The new line, originally promised for 2014, had caused increasing nervousness as its opening was repeatedly postponed. Further frazzling nerves, the Rio state government, responsible for its construction, declared a state of “public calamity” over its finances in June, forcing an $870 million bailout from the federal government. The state is running a $6 billion annual deficit.

Adriano Melo, 37, a food and drink manager at the Olympic Park, said the new line’s 17-minute journey to the Jardim Oceanico bus terminal in Barra da Tijuca had slashed his daily commuting time.

“It’s very quick,” he said. “I liked it very much.”

Even so, Melo had a 15-minute wait before he could embark on the 20-minute, eight-mile trip on a new bus rapid line that took him on to the Olympic Park.

And the first metro station he tried, called Nossa Senhora da Paz and one of five on the new line, was closed when he got there at 6 a.m. A security guard told him that it hadn’t been inaugurated — even though interim president Michel Temer officially opened the new line on Saturday.

During the Games, only those with tickets and credentials can use the new line’s limited service, which has manually operated trains running every eight minutes. The line will close Aug. 21 and open again during the Sept. 7-18 Paralympics Games. From Sept. 19, it will operate just four hours a day. Regular passengers won’t get full service before the end of the year.

Some transportation experts have criticized authorities for not rigorously testing the new line using passengers.

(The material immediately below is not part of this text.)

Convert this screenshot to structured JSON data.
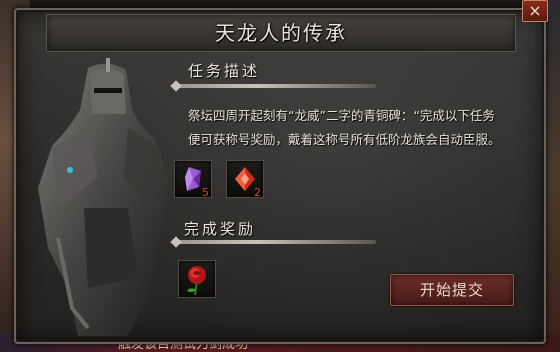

Thiago Magno, a spokesman for Metro Rio, who rode the first train, said tests had been done with bags of sand instead.

The Olympics may turn Rio into traffic hell

Critics said the new metro benefits the upmarket neighborhood of Barra, with just 300,000 inhabitants, instead of other, more densely populated and less affluent areas. But many in Rio will see it as an important transportation legacy. When the line is finally fully operational, it will make popular Barra centers, such as the cavernous Riocentro conference center and the park where the biannual Rock in Rio concerts take place, much more accessible to all.

“It’s very important for the city,” said Leonardo Farrah, 27, who on Monday took the first train to his job on a telecom service desk in the Olympic Park. “Rio invested in buses and transport above ground, which was not very intelligent because they carry less people.”

Rio is the fourth-most-congested city in the world and has a limited, two-line metro network. Line 1 connects Ipanema in its south zone to the center and edges into North Rio. Line 2 splits off to more distant, North Rio neighborhoods.

The new line is called Line 4. Magno said that this is because there is a Line 3, designed to serve areas on the other side of Guanabara Bay, that is still just on paper. The rest of this metropolis of more than 6 million people is served by overcrowded buses or the three bus rapid transit lanes built for the Games, linking Barra to outlying parts of the city such as the international airport and the Deodoro Olympic Park.

On Monday, exclusive lanes for “Olympic Family” vehicles started operating on other major Rio arteries, causing traffic to grind to a halt and some motorists to complain that a 30-minute journey had taken three hours, the G1 news site reported. Rio city hall wanted to charge motorists trying to sneak into the restricted lanes $460 fines, but a judge suspended that move. The fine is $39.